An unprecedented enterprise began 40 years ago when the Earth Resources Technology Satellite—later renamed Landsat—was launched. Five more Landsat spacecraft would reach orbit during the next 27 years. All were launched from Vandenberg Air Force Base, Calif. into near-polar orbits, allowing them to image the entire Earth, one slice at a time, as it rotated below, and Lockheed Martin built every spacecraft at its Valley Forge, Pa., facility.

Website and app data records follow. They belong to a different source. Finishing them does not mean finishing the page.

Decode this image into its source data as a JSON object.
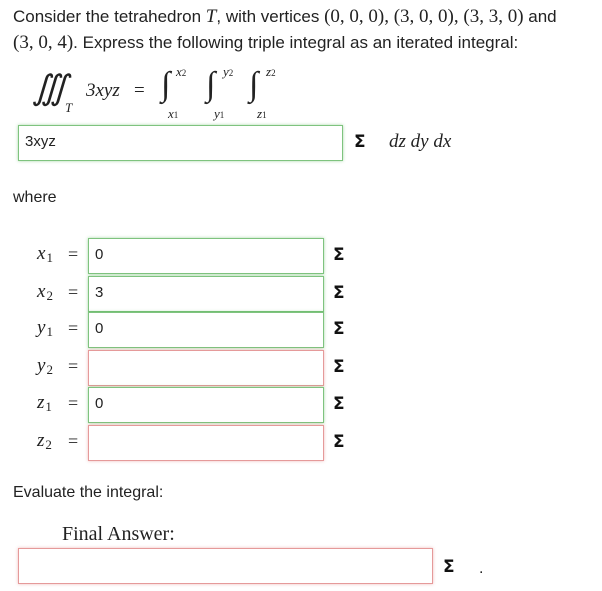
{
  "question": {
    "text_1": "Consider the tetrahedron ",
    "T": "T",
    "text_2": ", with vertices ",
    "vertices_line1": "(0, 0, 0), (3, 0, 0), (3, 3, 0)",
    "and": " and",
    "vertices_line2": "(3, 0, 4)",
    "text_3": ". Express the following triple integral as an iterated integral:"
  },
  "integral": {
    "integrand": "3xyz",
    "region": "T",
    "lower_x": "x",
    "lower_x_sub": "1",
    "upper_x": "x",
    "upper_x_sub": "2",
    "lower_y": "y",
    "lower_y_sub": "1",
    "upper_y": "y",
    "upper_y_sub": "2",
    "lower_z": "z",
    "lower_z_sub": "1",
    "upper_z": "z",
    "upper_z_sub": "2",
    "differentials": "dz dy dx"
  },
  "integrand_field": {
    "value": "3xyz"
  },
  "where_label": "where",
  "bounds": [
    {
      "var": "x",
      "sub": "1",
      "value": "0",
      "status": "ok"
    },
    {
      "var": "x",
      "sub": "2",
      "value": "3",
      "status": "ok"
    },
    {
      "var": "y",
      "sub": "1",
      "value": "0",
      "status": "ok"
    },
    {
      "var": "y",
      "sub": "2",
      "value": "",
      "status": "bad"
    },
    {
      "var": "z",
      "sub": "1",
      "value": "0",
      "status": "ok"
    },
    {
      "var": "z",
      "sub": "2",
      "value": "",
      "status": "bad"
    }
  ],
  "evaluate_label": "Evaluate the integral:",
  "final_answer_label": "Final Answer:",
  "final_answer_field": {
    "value": ""
  },
  "icons": {
    "sigma": "Σ"
  },
  "colors": {
    "correct_border": "#7fc37f",
    "incorrect_border": "#e59a9a"
  }
}
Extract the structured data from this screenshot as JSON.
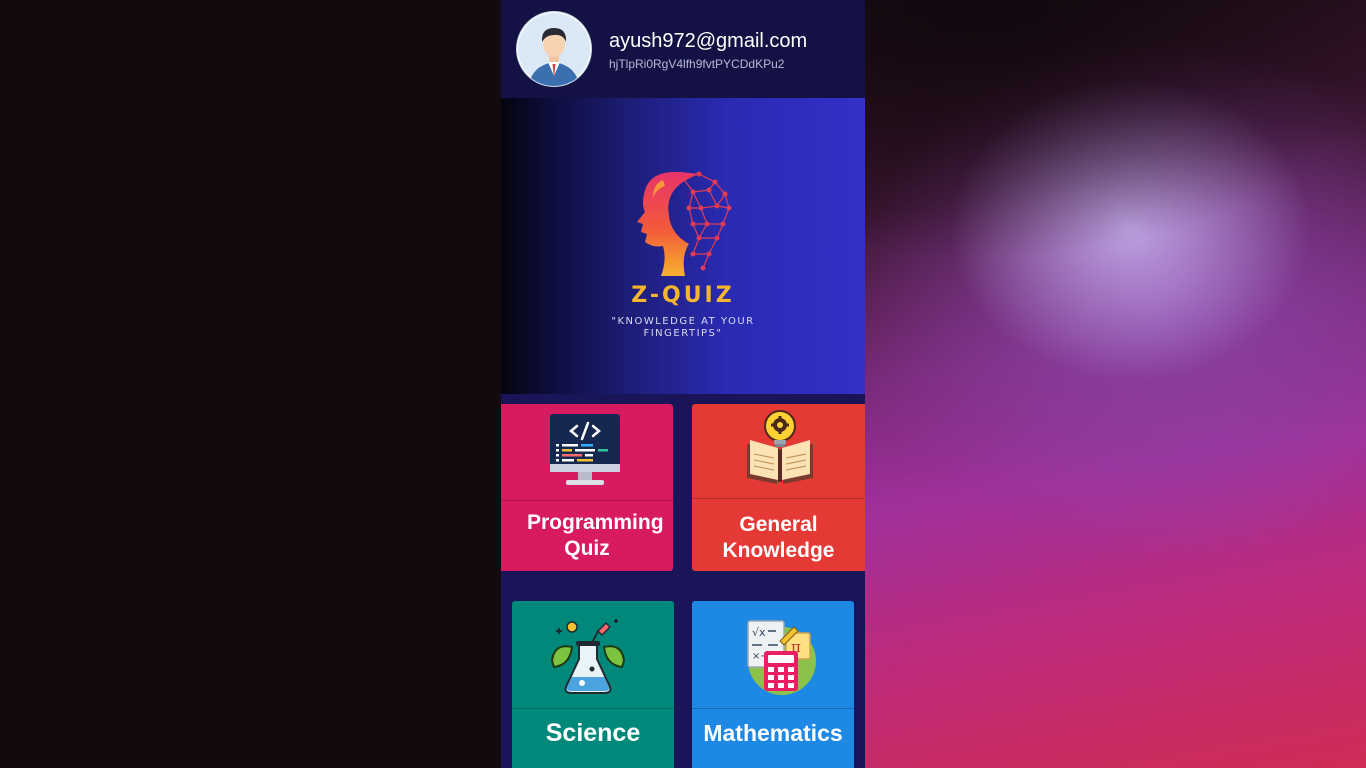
{
  "user": {
    "email": "ayush972@gmail.com",
    "uid": "hjTlpRi0RgV4lfh9fvtPYCDdKPu2"
  },
  "banner": {
    "brand": "Z-QUIZ",
    "tagline": "\"KNOWLEDGE AT YOUR FINGERTIPS\""
  },
  "categories": [
    {
      "label": "Programming Quiz",
      "color": "#d81b60",
      "icon": "computer-code-icon"
    },
    {
      "label": "General Knowledge",
      "color": "#e53935",
      "icon": "lightbulb-book-icon"
    },
    {
      "label": "Science",
      "color": "#00897b",
      "icon": "flask-leaf-icon"
    },
    {
      "label": "Mathematics",
      "color": "#1e88e5",
      "icon": "calculator-math-icon"
    }
  ],
  "colors": {
    "header_bg": "#141244",
    "app_bg": "#1a1458",
    "brand_accent": "#f5b52e"
  }
}
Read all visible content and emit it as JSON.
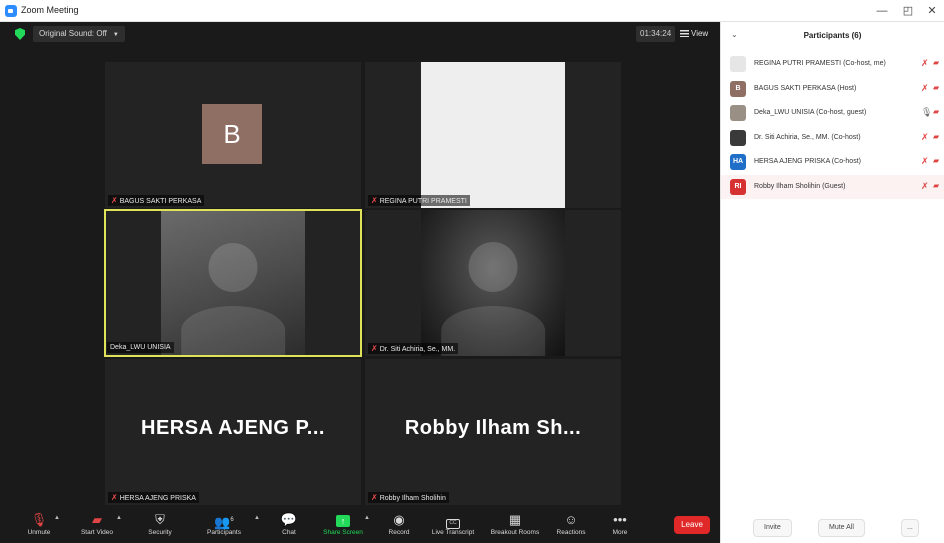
{
  "window": {
    "title": "Zoom Meeting",
    "minimize": "—",
    "restore": "◰",
    "close": "✕"
  },
  "meeting": {
    "original_sound": "Original Sound: Off",
    "timer": "01:34:24",
    "view_label": "View"
  },
  "tiles": [
    {
      "name": "BAGUS SAKTI PERKASA",
      "avatar_letter": "B",
      "avatar_color": "#8f6f64",
      "muted": true
    },
    {
      "name": "REGINA PUTRI PRAMESTI",
      "muted": true
    },
    {
      "name": "Deka_LWU UNISIA",
      "muted": false,
      "active_speaker": true
    },
    {
      "name": "Dr. Siti Achiria, Se., MM.",
      "muted": true
    },
    {
      "name": "HERSA AJENG PRISKA",
      "display_name": "HERSA AJENG P...",
      "muted": true
    },
    {
      "name": "Robby Ilham Sholihin",
      "display_name": "Robby Ilham Sh...",
      "muted": true
    }
  ],
  "toolbar": {
    "unmute": "Unmute",
    "start_video": "Start Video",
    "security": "Security",
    "participants": "Participants",
    "participants_count": "6",
    "chat": "Chat",
    "share_screen": "Share Screen",
    "record": "Record",
    "live_transcript": "Live Transcript",
    "breakout_rooms": "Breakout Rooms",
    "reactions": "Reactions",
    "more": "More",
    "leave": "Leave"
  },
  "panel": {
    "title": "Participants (6)",
    "participants": [
      {
        "name": "REGINA PUTRI PRAMESTI (Co-host, me)",
        "avatar": "",
        "avatar_color": "#e6e6e6",
        "mic": "muted",
        "highlight": false
      },
      {
        "name": "BAGUS SAKTI PERKASA (Host)",
        "avatar": "B",
        "avatar_color": "#8f6f64",
        "mic": "muted",
        "highlight": false
      },
      {
        "name": "Deka_LWU UNISIA (Co-host, guest)",
        "avatar": "",
        "avatar_color": "#9a8f84",
        "mic": "on",
        "highlight": false
      },
      {
        "name": "Dr. Siti Achiria, Se., MM. (Co-host)",
        "avatar": "",
        "avatar_color": "#3a3a3a",
        "mic": "muted",
        "highlight": false
      },
      {
        "name": "HERSA AJENG PRISKA (Co-host)",
        "avatar": "HA",
        "avatar_color": "#1f6fc9",
        "mic": "muted",
        "highlight": false
      },
      {
        "name": "Robby Ilham Sholihin (Guest)",
        "avatar": "RI",
        "avatar_color": "#d63232",
        "mic": "muted",
        "highlight": true
      }
    ],
    "invite": "Invite",
    "mute_all": "Mute All",
    "more": "..."
  }
}
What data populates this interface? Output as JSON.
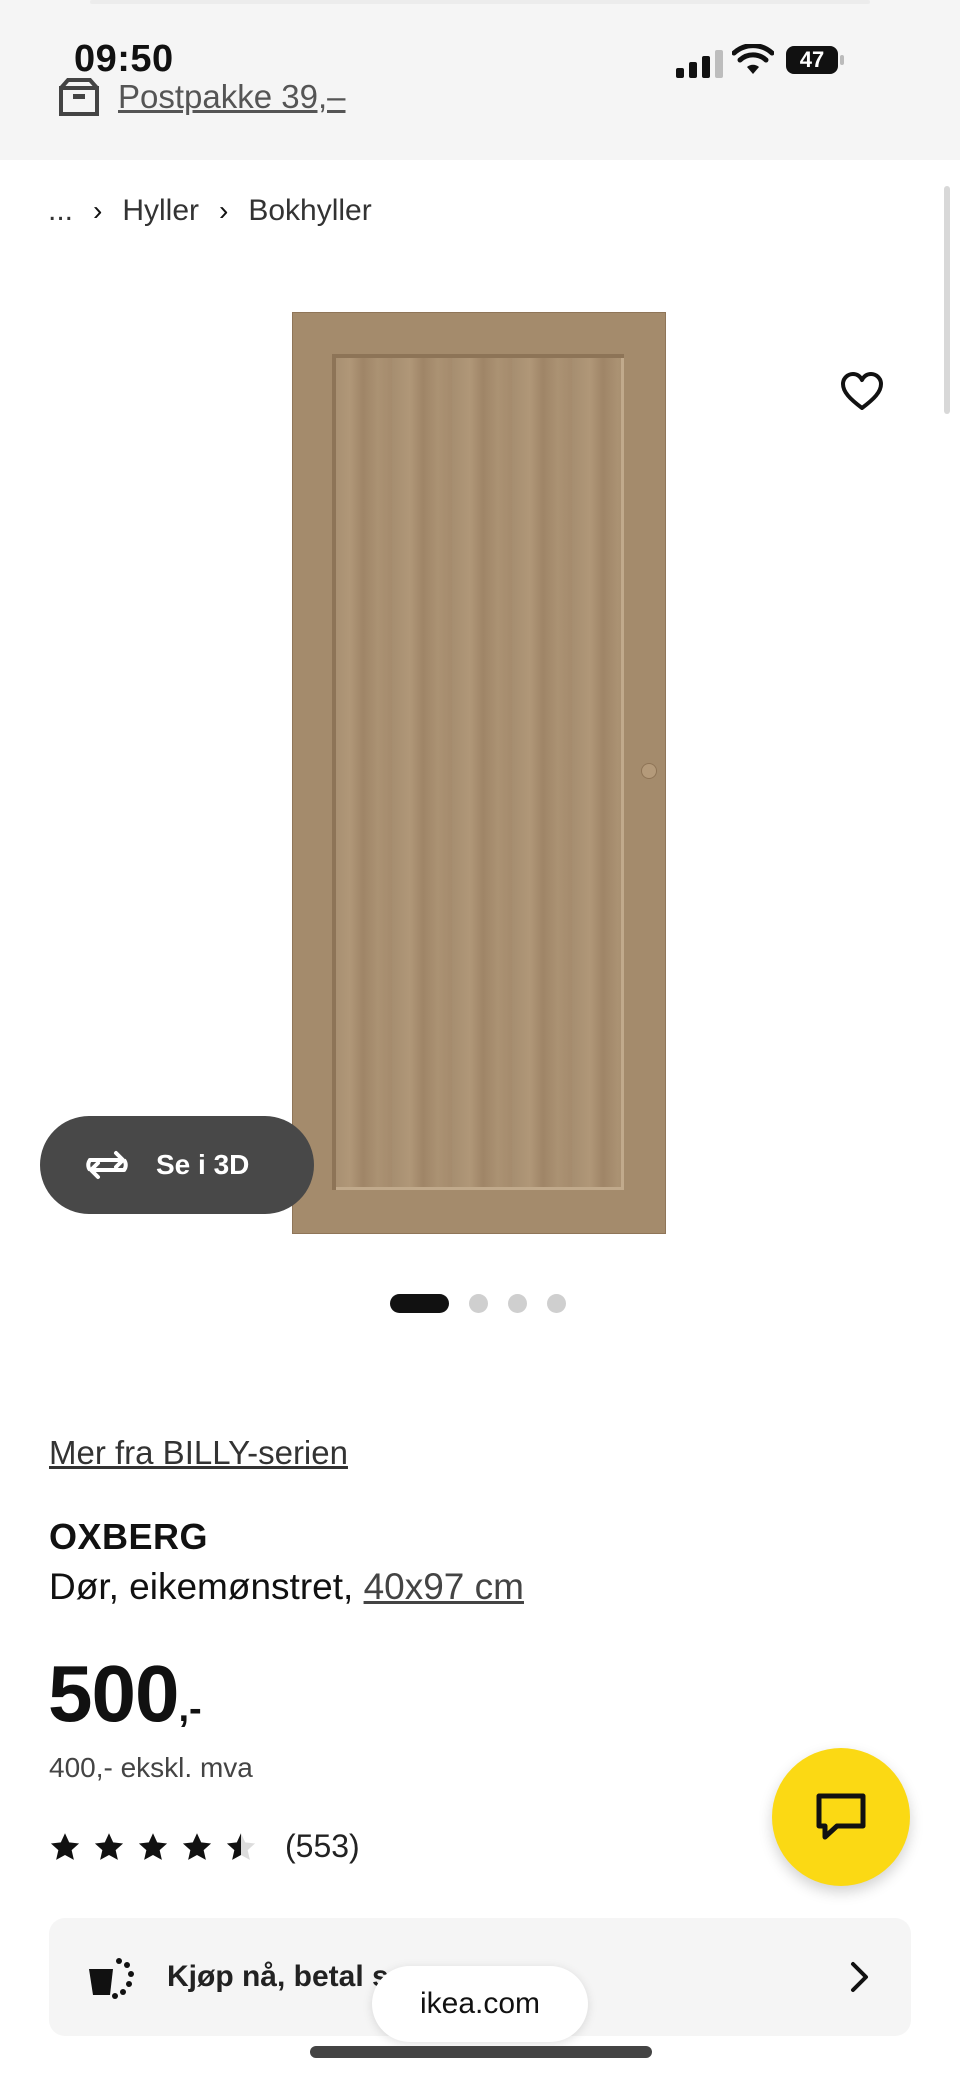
{
  "status_bar": {
    "time": "09:50",
    "battery": "47"
  },
  "promo": {
    "text": "Postpakke 39,–"
  },
  "breadcrumb": {
    "items": [
      "...",
      "Hyller",
      "Bokhyller"
    ]
  },
  "gallery": {
    "button_3d": "Se i 3D",
    "dots_count": 4,
    "active_index": 0
  },
  "product": {
    "series_link": "Mer fra BILLY-serien",
    "name": "OXBERG",
    "description": "Dør, eikemønstret,",
    "size": "40x97 cm",
    "price_int": "500",
    "price_suffix": ",-",
    "price_ex_vat": "400,- ekskl. mva",
    "rating": 4.5,
    "review_count": "(553)"
  },
  "pay_later": {
    "label": "Kjøp nå, betal s"
  },
  "browser": {
    "domain": "ikea.com"
  },
  "colors": {
    "accent": "#fbd914",
    "dark_button": "#484848"
  }
}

Landsat’s 40-year collection of land images serves those who observe and study the Earth, who manage and utilize its natural resources, and who monitor the changes brought on by natural processes and human activities. The data from Landsat spacecraft constitute the longest moderate spatial resolution multispectral record of Earth’s continental surfaces as seen from space and the only such data set with near global coverage every year. The record is unmatched in quality, detail, coverage, and value.